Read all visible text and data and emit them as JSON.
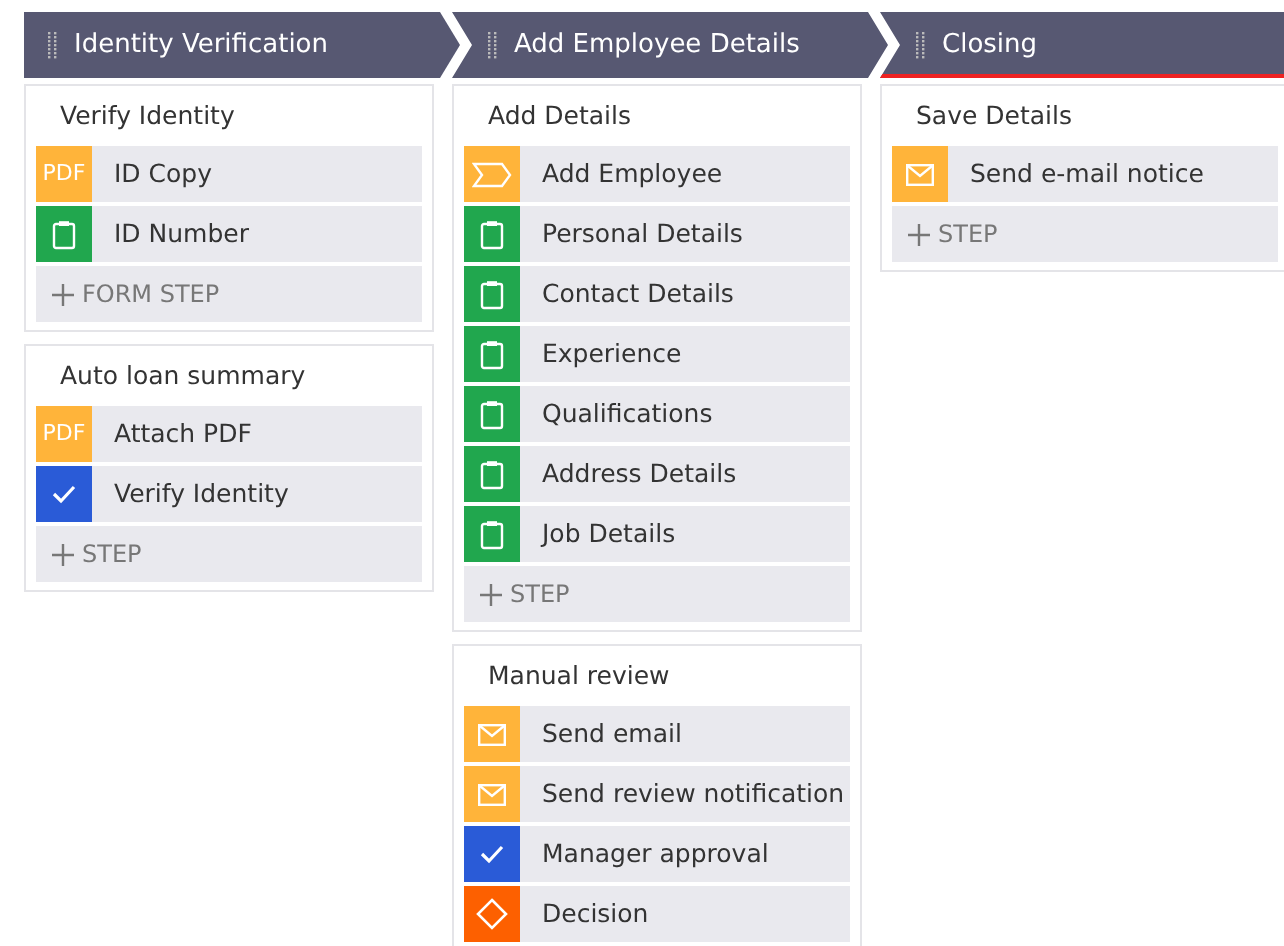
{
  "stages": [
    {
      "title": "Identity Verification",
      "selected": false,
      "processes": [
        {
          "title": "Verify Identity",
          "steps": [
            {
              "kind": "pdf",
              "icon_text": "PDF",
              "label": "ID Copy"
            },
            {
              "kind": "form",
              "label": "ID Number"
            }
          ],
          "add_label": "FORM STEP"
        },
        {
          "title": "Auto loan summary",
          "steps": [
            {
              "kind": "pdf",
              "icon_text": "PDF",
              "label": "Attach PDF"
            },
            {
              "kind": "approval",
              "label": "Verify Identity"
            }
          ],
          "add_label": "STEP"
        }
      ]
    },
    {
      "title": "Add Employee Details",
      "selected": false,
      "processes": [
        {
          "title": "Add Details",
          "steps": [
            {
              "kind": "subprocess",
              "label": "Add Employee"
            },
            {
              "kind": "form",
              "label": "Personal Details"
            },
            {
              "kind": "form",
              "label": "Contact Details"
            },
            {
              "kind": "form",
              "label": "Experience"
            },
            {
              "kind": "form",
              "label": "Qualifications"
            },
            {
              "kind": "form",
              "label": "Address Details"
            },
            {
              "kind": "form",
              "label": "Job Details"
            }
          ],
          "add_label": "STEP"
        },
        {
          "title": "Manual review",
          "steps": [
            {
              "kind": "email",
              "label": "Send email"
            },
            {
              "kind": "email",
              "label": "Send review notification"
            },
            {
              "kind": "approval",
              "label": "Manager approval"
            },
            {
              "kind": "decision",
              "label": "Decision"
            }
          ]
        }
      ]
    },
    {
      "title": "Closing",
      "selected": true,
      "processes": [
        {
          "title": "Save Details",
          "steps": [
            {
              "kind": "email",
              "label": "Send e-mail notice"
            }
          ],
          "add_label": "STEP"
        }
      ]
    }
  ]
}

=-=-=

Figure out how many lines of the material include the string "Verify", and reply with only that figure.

◆ **Expected answer**
2